* _YOUR OBJECTIVE_: Only the lines of the data holding the string "categoryArray" need to be returned.

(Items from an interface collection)
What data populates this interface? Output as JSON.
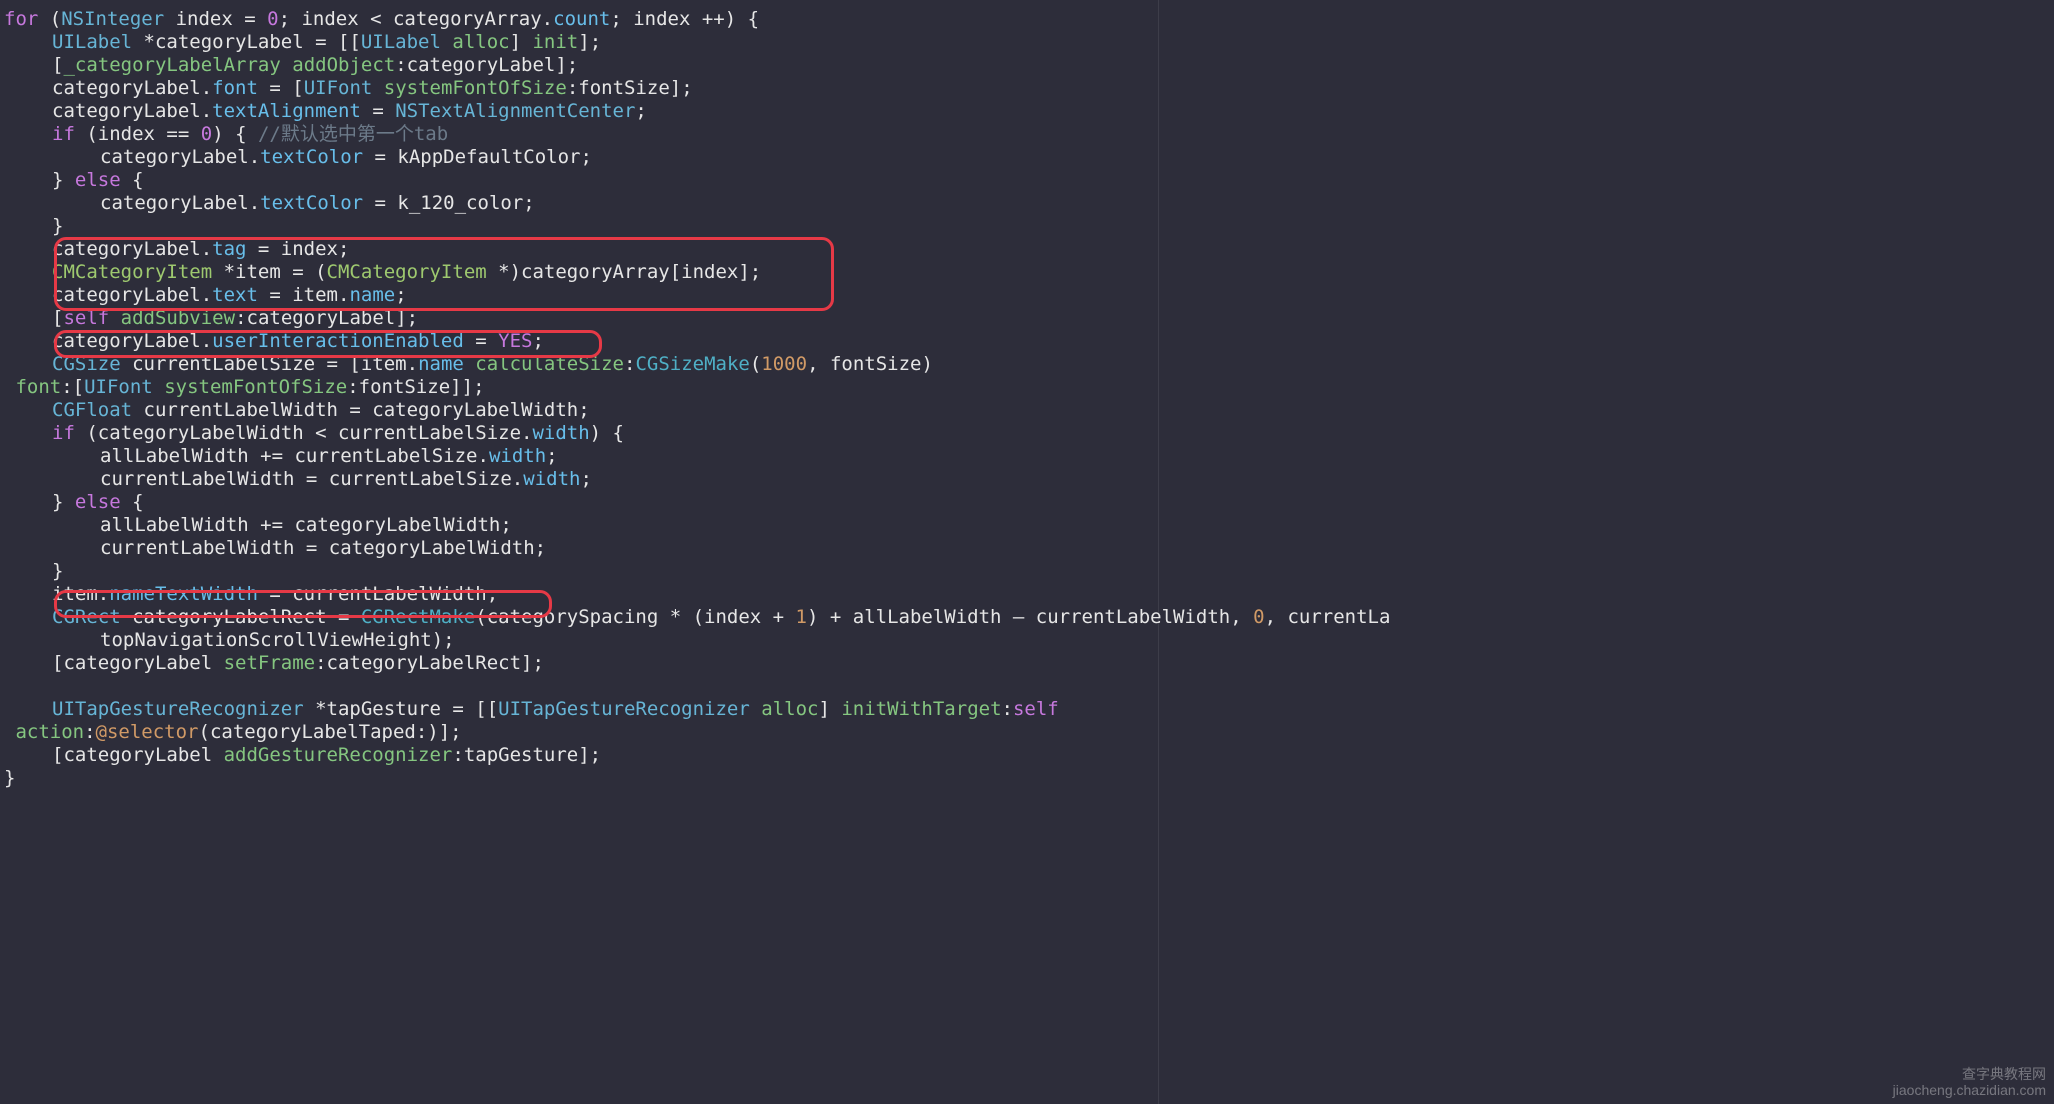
{
  "meta": {
    "language": "Objective-C",
    "editor_theme": "Monokai Dim"
  },
  "annotations": {
    "box1_lines": [
      10,
      11,
      12
    ],
    "box2_lines": [
      14
    ],
    "box3_lines": [
      25
    ]
  },
  "watermark": {
    "line1": "查字典教程网",
    "line2": "jiaocheng.chazidian.com"
  },
  "code": {
    "lines": [
      {
        "indent": 0,
        "tokens": [
          {
            "t": "for",
            "c": "kw"
          },
          {
            "t": " (",
            "c": "paren"
          },
          {
            "t": "NSInteger",
            "c": "type"
          },
          {
            "t": " index = ",
            "c": "ident"
          },
          {
            "t": "0",
            "c": "num"
          },
          {
            "t": "; index < categoryArray.",
            "c": "ident"
          },
          {
            "t": "count",
            "c": "prop"
          },
          {
            "t": "; index ++) {",
            "c": "ident"
          }
        ]
      },
      {
        "indent": 1,
        "tokens": [
          {
            "t": "UILabel",
            "c": "type"
          },
          {
            "t": " *categoryLabel = [[",
            "c": "ident"
          },
          {
            "t": "UILabel",
            "c": "type"
          },
          {
            "t": " ",
            "c": "ident"
          },
          {
            "t": "alloc",
            "c": "method"
          },
          {
            "t": "] ",
            "c": "ident"
          },
          {
            "t": "init",
            "c": "method"
          },
          {
            "t": "];",
            "c": "ident"
          }
        ]
      },
      {
        "indent": 1,
        "tokens": [
          {
            "t": "[",
            "c": "ident"
          },
          {
            "t": "_categoryLabelArray",
            "c": "method"
          },
          {
            "t": " ",
            "c": "ident"
          },
          {
            "t": "addObject",
            "c": "method"
          },
          {
            "t": ":categoryLabel];",
            "c": "ident"
          }
        ]
      },
      {
        "indent": 1,
        "tokens": [
          {
            "t": "categoryLabel.",
            "c": "ident"
          },
          {
            "t": "font",
            "c": "prop"
          },
          {
            "t": " = [",
            "c": "ident"
          },
          {
            "t": "UIFont",
            "c": "type"
          },
          {
            "t": " ",
            "c": "ident"
          },
          {
            "t": "systemFontOfSize",
            "c": "method"
          },
          {
            "t": ":fontSize];",
            "c": "ident"
          }
        ]
      },
      {
        "indent": 1,
        "tokens": [
          {
            "t": "categoryLabel.",
            "c": "ident"
          },
          {
            "t": "textAlignment",
            "c": "prop"
          },
          {
            "t": " = ",
            "c": "ident"
          },
          {
            "t": "NSTextAlignmentCenter",
            "c": "type"
          },
          {
            "t": ";",
            "c": "ident"
          }
        ]
      },
      {
        "indent": 1,
        "tokens": [
          {
            "t": "if",
            "c": "kw"
          },
          {
            "t": " (index == ",
            "c": "ident"
          },
          {
            "t": "0",
            "c": "num"
          },
          {
            "t": ") { ",
            "c": "ident"
          },
          {
            "t": "//默认选中第一个tab",
            "c": "comment"
          }
        ]
      },
      {
        "indent": 2,
        "tokens": [
          {
            "t": "categoryLabel.",
            "c": "ident"
          },
          {
            "t": "textColor",
            "c": "prop"
          },
          {
            "t": " = kAppDefaultColor;",
            "c": "ident"
          }
        ]
      },
      {
        "indent": 1,
        "tokens": [
          {
            "t": "} ",
            "c": "ident"
          },
          {
            "t": "else",
            "c": "kw"
          },
          {
            "t": " {",
            "c": "ident"
          }
        ]
      },
      {
        "indent": 2,
        "tokens": [
          {
            "t": "categoryLabel.",
            "c": "ident"
          },
          {
            "t": "textColor",
            "c": "prop"
          },
          {
            "t": " = k_120_color;",
            "c": "ident"
          }
        ]
      },
      {
        "indent": 1,
        "tokens": [
          {
            "t": "}",
            "c": "ident"
          }
        ]
      },
      {
        "indent": 1,
        "tokens": [
          {
            "t": "categoryLabel.",
            "c": "ident"
          },
          {
            "t": "tag",
            "c": "prop"
          },
          {
            "t": " = index;",
            "c": "ident"
          }
        ]
      },
      {
        "indent": 1,
        "tokens": [
          {
            "t": "CMCategoryItem",
            "c": "typegreen"
          },
          {
            "t": " *item = (",
            "c": "ident"
          },
          {
            "t": "CMCategoryItem",
            "c": "typegreen"
          },
          {
            "t": " *)categoryArray[index];",
            "c": "ident"
          }
        ]
      },
      {
        "indent": 1,
        "tokens": [
          {
            "t": "categoryLabel.",
            "c": "ident"
          },
          {
            "t": "text",
            "c": "prop"
          },
          {
            "t": " = item.",
            "c": "ident"
          },
          {
            "t": "name",
            "c": "prop"
          },
          {
            "t": ";",
            "c": "ident"
          }
        ]
      },
      {
        "indent": 1,
        "tokens": [
          {
            "t": "[",
            "c": "ident"
          },
          {
            "t": "self",
            "c": "const"
          },
          {
            "t": " ",
            "c": "ident"
          },
          {
            "t": "addSubview",
            "c": "method"
          },
          {
            "t": ":categoryLabel];",
            "c": "ident"
          }
        ]
      },
      {
        "indent": 1,
        "tokens": [
          {
            "t": "categoryLabel.",
            "c": "ident"
          },
          {
            "t": "userInteractionEnabled",
            "c": "prop"
          },
          {
            "t": " = ",
            "c": "ident"
          },
          {
            "t": "YES",
            "c": "const"
          },
          {
            "t": ";",
            "c": "ident"
          }
        ]
      },
      {
        "indent": 1,
        "tokens": [
          {
            "t": "CGSize",
            "c": "type"
          },
          {
            "t": " currentLabelSize = [item.",
            "c": "ident"
          },
          {
            "t": "name",
            "c": "prop"
          },
          {
            "t": " ",
            "c": "ident"
          },
          {
            "t": "calculateSize",
            "c": "method"
          },
          {
            "t": ":",
            "c": "ident"
          },
          {
            "t": "CGSizeMake",
            "c": "msg"
          },
          {
            "t": "(",
            "c": "ident"
          },
          {
            "t": "1000",
            "c": "numorange"
          },
          {
            "t": ", fontSize)",
            "c": "ident"
          }
        ]
      },
      {
        "indent": 0,
        "tokens": [
          {
            "t": "                                                      ",
            "c": "ident"
          },
          {
            "t": "font",
            "c": "method"
          },
          {
            "t": ":[",
            "c": "ident"
          },
          {
            "t": "UIFont",
            "c": "type"
          },
          {
            "t": " ",
            "c": "ident"
          },
          {
            "t": "systemFontOfSize",
            "c": "method"
          },
          {
            "t": ":fontSize]];",
            "c": "ident"
          }
        ]
      },
      {
        "indent": 1,
        "tokens": [
          {
            "t": "CGFloat",
            "c": "type"
          },
          {
            "t": " currentLabelWidth = categoryLabelWidth;",
            "c": "ident"
          }
        ]
      },
      {
        "indent": 1,
        "tokens": [
          {
            "t": "if",
            "c": "kw"
          },
          {
            "t": " (categoryLabelWidth < currentLabelSize.",
            "c": "ident"
          },
          {
            "t": "width",
            "c": "prop"
          },
          {
            "t": ") {",
            "c": "ident"
          }
        ]
      },
      {
        "indent": 2,
        "tokens": [
          {
            "t": "allLabelWidth += currentLabelSize.",
            "c": "ident"
          },
          {
            "t": "width",
            "c": "prop"
          },
          {
            "t": ";",
            "c": "ident"
          }
        ]
      },
      {
        "indent": 2,
        "tokens": [
          {
            "t": "currentLabelWidth = currentLabelSize.",
            "c": "ident"
          },
          {
            "t": "width",
            "c": "prop"
          },
          {
            "t": ";",
            "c": "ident"
          }
        ]
      },
      {
        "indent": 1,
        "tokens": [
          {
            "t": "} ",
            "c": "ident"
          },
          {
            "t": "else",
            "c": "kw"
          },
          {
            "t": " {",
            "c": "ident"
          }
        ]
      },
      {
        "indent": 2,
        "tokens": [
          {
            "t": "allLabelWidth += categoryLabelWidth;",
            "c": "ident"
          }
        ]
      },
      {
        "indent": 2,
        "tokens": [
          {
            "t": "currentLabelWidth = categoryLabelWidth;",
            "c": "ident"
          }
        ]
      },
      {
        "indent": 1,
        "tokens": [
          {
            "t": "}",
            "c": "ident"
          }
        ]
      },
      {
        "indent": 1,
        "tokens": [
          {
            "t": "item.",
            "c": "ident"
          },
          {
            "t": "nameTextWidth",
            "c": "prop"
          },
          {
            "t": " = currentLabelWidth;",
            "c": "ident"
          }
        ]
      },
      {
        "indent": 1,
        "tokens": [
          {
            "t": "CGRect",
            "c": "type"
          },
          {
            "t": " categoryLabelRect = ",
            "c": "ident"
          },
          {
            "t": "CGRectMake",
            "c": "msg"
          },
          {
            "t": "(categorySpacing * (index + ",
            "c": "ident"
          },
          {
            "t": "1",
            "c": "numorange"
          },
          {
            "t": ") + allLabelWidth – currentLabelWidth, ",
            "c": "ident"
          },
          {
            "t": "0",
            "c": "numorange"
          },
          {
            "t": ", currentLa",
            "c": "ident"
          }
        ]
      },
      {
        "indent": 2,
        "tokens": [
          {
            "t": "topNavigationScrollViewHeight);",
            "c": "ident"
          }
        ]
      },
      {
        "indent": 1,
        "tokens": [
          {
            "t": "[categoryLabel ",
            "c": "ident"
          },
          {
            "t": "setFrame",
            "c": "method"
          },
          {
            "t": ":categoryLabelRect];",
            "c": "ident"
          }
        ]
      },
      {
        "indent": 1,
        "tokens": [
          {
            "t": "",
            "c": "ident"
          }
        ]
      },
      {
        "indent": 1,
        "tokens": [
          {
            "t": "UITapGestureRecognizer",
            "c": "type"
          },
          {
            "t": " *tapGesture = [[",
            "c": "ident"
          },
          {
            "t": "UITapGestureRecognizer",
            "c": "type"
          },
          {
            "t": " ",
            "c": "ident"
          },
          {
            "t": "alloc",
            "c": "method"
          },
          {
            "t": "] ",
            "c": "ident"
          },
          {
            "t": "initWithTarget",
            "c": "method"
          },
          {
            "t": ":",
            "c": "ident"
          },
          {
            "t": "self",
            "c": "const"
          }
        ]
      },
      {
        "indent": 0,
        "tokens": [
          {
            "t": "                                                                                    ",
            "c": "ident"
          },
          {
            "t": "action",
            "c": "method"
          },
          {
            "t": ":",
            "c": "ident"
          },
          {
            "t": "@selector",
            "c": "sel"
          },
          {
            "t": "(categoryLabelTaped:)];",
            "c": "ident"
          }
        ]
      },
      {
        "indent": 1,
        "tokens": [
          {
            "t": "[categoryLabel ",
            "c": "ident"
          },
          {
            "t": "addGestureRecognizer",
            "c": "method"
          },
          {
            "t": ":tapGesture];",
            "c": "ident"
          }
        ]
      },
      {
        "indent": 0,
        "tokens": [
          {
            "t": "}",
            "c": "ident"
          }
        ]
      }
    ]
  }
}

* _RESULT OF THIS EXERCISE_:
            "t": "; index < categoryArray.",
            "t": " *)categoryArray[index];",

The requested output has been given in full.